We’re enjoying this old book, my daughter and I. I’m glad 10-year-old Annice could share it with 10-year-old Anna across the years.
I’ve thought about that woman coming back to find a book she hadn’t held in 50 years. The strength and lasting power of that memory, of a little book in a small town library, is surprising.
We all have them, those “insignificant” things that make a large impression on one child. For me the memory of Saturday nights when the smells of bath soap and baking caramel rolls blend together is as much the stuff of my childhood as Christmases and birthdays.
Once left, our childhood becomes a bag we carry with us the rest of our lives. Psychologists tell us that the way we view the world, the way we react to it, and the patterns of behavior we choose are mostly in and from that bag.
We have some ability to arrange the stuff in the bag. “Dandelion Cottage” can lie in there for decades until Annice reaches in and pulls it out. Just like a random August day when I recall the mushy, odorous Duchess apples my brother and I ate while swinging under the tree.
We can push some memories down toward the bottom of the bag that we don’t want to come into our heads: taunts from some kid in school, the harsh reprimand from a woman when I dropped a bowl at a picnic. We can shove those underneath, but we can’t remove them. Moments we hurt and early encounters with meanness stay in the bag.
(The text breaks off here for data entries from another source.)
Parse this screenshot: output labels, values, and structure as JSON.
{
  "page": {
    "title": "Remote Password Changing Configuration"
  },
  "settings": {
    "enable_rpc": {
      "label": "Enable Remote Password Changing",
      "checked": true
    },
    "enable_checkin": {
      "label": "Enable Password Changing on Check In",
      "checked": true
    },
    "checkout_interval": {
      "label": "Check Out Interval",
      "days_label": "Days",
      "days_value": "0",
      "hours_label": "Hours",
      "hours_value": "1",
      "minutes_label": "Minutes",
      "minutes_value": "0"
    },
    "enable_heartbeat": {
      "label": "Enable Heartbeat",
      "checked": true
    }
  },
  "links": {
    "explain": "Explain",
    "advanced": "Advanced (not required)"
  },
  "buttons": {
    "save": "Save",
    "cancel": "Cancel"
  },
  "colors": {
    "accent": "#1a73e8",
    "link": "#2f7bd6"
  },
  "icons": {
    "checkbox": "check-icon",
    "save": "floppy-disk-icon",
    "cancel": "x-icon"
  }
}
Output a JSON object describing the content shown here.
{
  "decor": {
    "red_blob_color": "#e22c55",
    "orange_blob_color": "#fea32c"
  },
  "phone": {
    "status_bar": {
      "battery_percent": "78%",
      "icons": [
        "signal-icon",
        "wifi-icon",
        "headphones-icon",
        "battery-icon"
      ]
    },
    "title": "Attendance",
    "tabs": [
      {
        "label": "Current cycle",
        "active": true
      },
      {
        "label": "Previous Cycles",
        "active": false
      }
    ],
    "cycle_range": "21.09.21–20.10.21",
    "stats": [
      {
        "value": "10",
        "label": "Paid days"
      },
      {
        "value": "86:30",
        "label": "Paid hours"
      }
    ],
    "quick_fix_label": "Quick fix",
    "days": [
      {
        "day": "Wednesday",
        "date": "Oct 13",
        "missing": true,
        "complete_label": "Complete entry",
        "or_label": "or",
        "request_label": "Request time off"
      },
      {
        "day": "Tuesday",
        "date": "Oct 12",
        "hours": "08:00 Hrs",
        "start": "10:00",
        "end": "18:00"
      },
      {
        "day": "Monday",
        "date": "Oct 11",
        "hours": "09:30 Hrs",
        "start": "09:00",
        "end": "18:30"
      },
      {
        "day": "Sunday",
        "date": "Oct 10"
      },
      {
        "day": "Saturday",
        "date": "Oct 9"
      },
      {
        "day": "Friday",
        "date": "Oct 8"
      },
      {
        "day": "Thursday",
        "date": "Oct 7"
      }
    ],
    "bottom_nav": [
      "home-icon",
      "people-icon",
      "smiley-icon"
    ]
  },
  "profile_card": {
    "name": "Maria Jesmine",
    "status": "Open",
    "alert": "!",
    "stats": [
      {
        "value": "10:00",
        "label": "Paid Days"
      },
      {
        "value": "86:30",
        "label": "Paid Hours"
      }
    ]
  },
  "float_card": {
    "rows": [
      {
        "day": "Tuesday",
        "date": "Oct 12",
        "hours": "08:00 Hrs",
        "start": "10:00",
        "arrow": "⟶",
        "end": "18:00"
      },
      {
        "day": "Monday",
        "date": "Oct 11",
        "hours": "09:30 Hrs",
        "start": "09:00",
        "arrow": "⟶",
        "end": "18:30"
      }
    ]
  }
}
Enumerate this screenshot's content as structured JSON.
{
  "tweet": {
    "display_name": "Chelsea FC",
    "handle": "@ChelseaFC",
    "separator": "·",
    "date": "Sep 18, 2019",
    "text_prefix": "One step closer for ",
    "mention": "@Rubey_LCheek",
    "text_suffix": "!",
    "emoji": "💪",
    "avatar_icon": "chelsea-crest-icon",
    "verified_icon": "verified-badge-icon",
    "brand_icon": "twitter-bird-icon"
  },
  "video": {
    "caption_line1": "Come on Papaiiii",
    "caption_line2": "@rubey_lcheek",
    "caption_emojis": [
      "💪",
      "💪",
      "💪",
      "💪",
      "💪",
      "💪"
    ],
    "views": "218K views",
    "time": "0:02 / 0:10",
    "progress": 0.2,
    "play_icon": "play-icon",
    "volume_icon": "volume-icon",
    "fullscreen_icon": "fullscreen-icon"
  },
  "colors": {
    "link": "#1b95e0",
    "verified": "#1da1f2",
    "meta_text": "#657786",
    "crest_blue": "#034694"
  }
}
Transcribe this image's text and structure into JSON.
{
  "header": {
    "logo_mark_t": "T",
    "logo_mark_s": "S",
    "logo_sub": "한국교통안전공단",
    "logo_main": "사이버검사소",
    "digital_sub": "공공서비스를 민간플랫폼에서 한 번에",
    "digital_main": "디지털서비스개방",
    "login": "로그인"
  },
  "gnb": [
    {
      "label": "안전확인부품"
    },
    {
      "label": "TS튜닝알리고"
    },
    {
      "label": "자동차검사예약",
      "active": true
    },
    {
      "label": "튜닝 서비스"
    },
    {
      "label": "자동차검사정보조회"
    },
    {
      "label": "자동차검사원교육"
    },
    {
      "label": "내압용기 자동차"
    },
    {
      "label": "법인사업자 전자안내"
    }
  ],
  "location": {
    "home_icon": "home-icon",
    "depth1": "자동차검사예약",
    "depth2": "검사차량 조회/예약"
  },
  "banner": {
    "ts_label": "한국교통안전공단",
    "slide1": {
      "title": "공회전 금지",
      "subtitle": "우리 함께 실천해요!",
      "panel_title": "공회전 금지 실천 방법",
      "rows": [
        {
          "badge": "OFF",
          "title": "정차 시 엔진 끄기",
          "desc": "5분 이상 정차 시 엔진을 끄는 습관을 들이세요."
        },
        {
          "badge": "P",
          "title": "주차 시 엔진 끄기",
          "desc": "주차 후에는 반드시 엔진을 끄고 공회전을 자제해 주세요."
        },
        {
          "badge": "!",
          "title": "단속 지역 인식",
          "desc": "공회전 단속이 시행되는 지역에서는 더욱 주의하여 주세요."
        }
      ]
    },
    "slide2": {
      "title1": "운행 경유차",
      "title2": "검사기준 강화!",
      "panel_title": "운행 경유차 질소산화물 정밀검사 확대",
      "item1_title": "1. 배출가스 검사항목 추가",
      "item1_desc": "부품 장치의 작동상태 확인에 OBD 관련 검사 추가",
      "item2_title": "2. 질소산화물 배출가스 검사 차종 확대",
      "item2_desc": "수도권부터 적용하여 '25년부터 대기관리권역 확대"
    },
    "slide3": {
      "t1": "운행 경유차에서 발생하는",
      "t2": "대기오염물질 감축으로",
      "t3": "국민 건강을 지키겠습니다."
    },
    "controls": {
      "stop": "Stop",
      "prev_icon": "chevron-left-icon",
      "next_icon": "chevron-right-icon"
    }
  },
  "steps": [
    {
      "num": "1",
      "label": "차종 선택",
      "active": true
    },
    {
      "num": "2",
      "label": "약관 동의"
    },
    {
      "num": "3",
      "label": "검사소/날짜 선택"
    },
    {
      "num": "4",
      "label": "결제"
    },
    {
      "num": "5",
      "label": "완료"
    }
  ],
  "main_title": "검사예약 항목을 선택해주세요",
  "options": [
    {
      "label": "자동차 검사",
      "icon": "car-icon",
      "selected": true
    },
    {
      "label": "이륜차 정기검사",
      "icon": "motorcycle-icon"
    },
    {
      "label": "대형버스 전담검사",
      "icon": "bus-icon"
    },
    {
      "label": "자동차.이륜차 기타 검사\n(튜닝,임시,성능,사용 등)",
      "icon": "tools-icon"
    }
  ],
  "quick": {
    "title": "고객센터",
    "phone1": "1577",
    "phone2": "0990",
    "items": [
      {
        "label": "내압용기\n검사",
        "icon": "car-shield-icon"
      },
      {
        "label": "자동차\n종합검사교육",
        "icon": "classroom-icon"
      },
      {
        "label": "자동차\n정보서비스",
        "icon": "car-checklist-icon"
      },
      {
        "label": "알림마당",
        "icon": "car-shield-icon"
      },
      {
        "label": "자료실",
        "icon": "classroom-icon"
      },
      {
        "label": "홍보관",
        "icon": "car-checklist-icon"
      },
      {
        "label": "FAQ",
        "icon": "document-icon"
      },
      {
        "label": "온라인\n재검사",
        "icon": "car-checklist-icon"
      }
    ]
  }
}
That’s what is sad when we hear the stories of some children in the news. The teasing and failures of my relatively safe and harbored childhood pale in comparison to truly awful things that happen to kids. Molesting, sexual abuse, incest, all sorts of unspeakable acts we speak of too often. Then there are children not in the news who are tossed around, inconveniences and liabilities in broken homes and busted families. Neglect might not raise welts, but it can surely bruise.
I heard a detective talk about a crime that was in the news recently. He said of the murderer, “I assure you that there is abuse in his background, that he was abused in some way as a child.” He said it was the one constant in the molesters, rapists, and killers he pursued. Behaviors like that don’t just fall to the Earth. They are planted, sown in unhappy childhoods, seeds that grow and bear ill fruit.
A wildly optimistic thought, then. If we could raise just one generation of children well, could we end evil? If every hungry baby could be fed, if every crying and lonely child could be lifted and held, could that generation bring the Kingdom to Earth?
But, pessimistically, I see in my own parenting that eventually every weakness I bear and every flaw I have manifests itself. Multiplied over the planet and over generations, this seems to say that meanness and malice will grow exponentially till good is crowded out.
Of course neither of those extremes is the case. Rather, we are all a collection of inconsistencies, capable of Christ-like behavior one moment and less the next.
The children around me deserve the best that I have, not just the time that is left over after work and after some meeting when I’m tired and cranky. I am playing a role for that child in creating the childhood that will go with them. I am helping to fill the bag they will carry into adulthood.
We can pray that for each child that bag will have many “Dandelion Cottages” and Duchess apple trees and not so much pain.